Edible Books: a literary feast

Quinoa has become so popular in North America, I hear, that people in South America who have been eating it for millennia can no longer afford it. Would this have happened if some nutritional expert hadn’t dubbed it a “superfood?” Unlikely.

It’s the same with books — left to themselves, readers happily consume book after book of genre fiction, whether romance or fantasy or mystery, just as most folks are content with fast food or KD. After all, genre fiction and mass-produced foods are familiar and predictable. Only when an “expert” says that quinoa or chia or something is the key to weight loss and immortality do people rush to try it. Only when Oprah or some award-bestowing committee brands a different type of book as a “must-read” do they rush to buy (and maybe even read) something they would normally never touch.

Buying books (print or electronic) is as easy as buying groceries — easier, in fact, because most people don’t buy groceries online. That’s what the purveyors of these products, whether foodstuffs or words, want you to do. Once the purchase is made, the award or endorsement has done its job. Then comes the potentially tricky part — cooking and eating, or, in the case of books, reading.

So think of an award-winning, highly-touted literary opus. Maybe it won the Booker. Then think of kale.

What would my books be, if they were foods? Hmm. The Herbert West Series is an entire feast.

The Friendship of Mortals, with its early 1900s New England setting and librarian narrator Charles Milburn, is like a good steak dinner — juicy, medium-rare, little roasted potatoes, apple pie a la mode for dessert, finished with coffee and brandy. The two volumes of Islands of the Gulf, with four narrators (actually three, but…) is a buffet. Here you will find Acadian specialties like fricots and meat pies, courtesy of Andre Boudreau, roast beef and Yorkshire pudding (Margaret Bellgarde), a selection of Italian dishes (Herbert West), and maybe something a little exotic, such as octopus, oysters or truffles (Francis Dexter). The final book, Hunting the Phoenix, set largely in Providence, Rhode Island and narrated by the provocative Alma Halsey (with a little help from Charles Milburn), is definitely lobster. With lots of melted butter and Baked Alaska for dessert.

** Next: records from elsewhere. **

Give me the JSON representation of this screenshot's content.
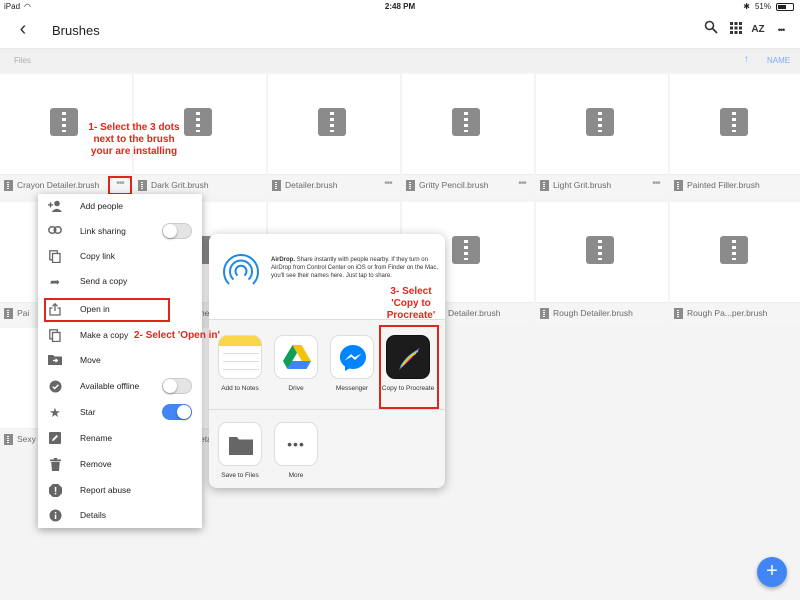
{
  "status_bar": {
    "device": "iPad",
    "time": "2:48 PM",
    "battery": "51%"
  },
  "toolbar": {
    "title": "Brushes",
    "back_icon": "chevron-left-icon",
    "sort_label": "AZ",
    "more_label": "•••"
  },
  "files_header": {
    "label": "Files",
    "sort_label": "NAME",
    "sort_arrow": "↑"
  },
  "files": [
    {
      "name": "Crayon Detailer.brush"
    },
    {
      "name": "Dark Grit.brush"
    },
    {
      "name": "Detailer.brush"
    },
    {
      "name": "Gritty Pencil.brush"
    },
    {
      "name": "Light Grit.brush"
    },
    {
      "name": "Painted Filler.brush"
    },
    {
      "name": "Pai"
    },
    {
      "name": "he"
    },
    {
      "name": ""
    },
    {
      "name": "Detailer.brush"
    },
    {
      "name": "Rough Detailer.brush"
    },
    {
      "name": "Rough Pa...per.brush"
    },
    {
      "name": "Sexy"
    },
    {
      "name": "eta"
    }
  ],
  "more_dots": "•••",
  "context_menu": {
    "items": [
      {
        "label": "Add people",
        "icon": "add-person-icon"
      },
      {
        "label": "Link sharing",
        "icon": "link-icon"
      },
      {
        "label": "Copy link",
        "icon": "copy-icon"
      },
      {
        "label": "Send a copy",
        "icon": "share-arrow-icon"
      },
      {
        "label": "Open in",
        "icon": "open-in-icon"
      },
      {
        "label": "Make a copy",
        "icon": "copy-icon"
      },
      {
        "label": "Move",
        "icon": "move-folder-icon"
      },
      {
        "label": "Available offline",
        "icon": "offline-check-icon"
      },
      {
        "label": "Star",
        "icon": "star-icon"
      },
      {
        "label": "Rename",
        "icon": "pencil-icon"
      },
      {
        "label": "Remove",
        "icon": "trash-icon"
      },
      {
        "label": "Report abuse",
        "icon": "report-icon"
      },
      {
        "label": "Details",
        "icon": "info-icon"
      }
    ],
    "link_sharing_on": false,
    "offline_on": false,
    "star_on": true
  },
  "share_sheet": {
    "airdrop_title": "AirDrop.",
    "airdrop_text": "Share instantly with people nearby. If they turn on AirDrop from Control Center on iOS or from Finder on the Mac, you'll see their names here. Just tap to share.",
    "apps": [
      {
        "label": "Add to Notes",
        "icon": "notes-icon"
      },
      {
        "label": "Drive",
        "icon": "drive-icon"
      },
      {
        "label": "Messenger",
        "icon": "messenger-icon"
      },
      {
        "label": "Copy to Procreate",
        "icon": "procreate-icon"
      }
    ],
    "actions": [
      {
        "label": "Save to Files",
        "icon": "folder-icon"
      },
      {
        "label": "More",
        "icon": "more-icon"
      }
    ]
  },
  "callouts": {
    "step1": "1- Select the 3 dots next to the brush your are installing",
    "step2": "2- Select 'Open in'",
    "step3": "3- Select 'Copy to Procreate'"
  },
  "fab_label": "+",
  "colors": {
    "accent": "#4285f4",
    "callout": "#e0261c"
  }
}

March 3-9 is Read An Ebook Week. Islands of the Gulf, Volume One will be available as a free download for that week only, and The Friendship of Mortals is always free. So sit down and partake!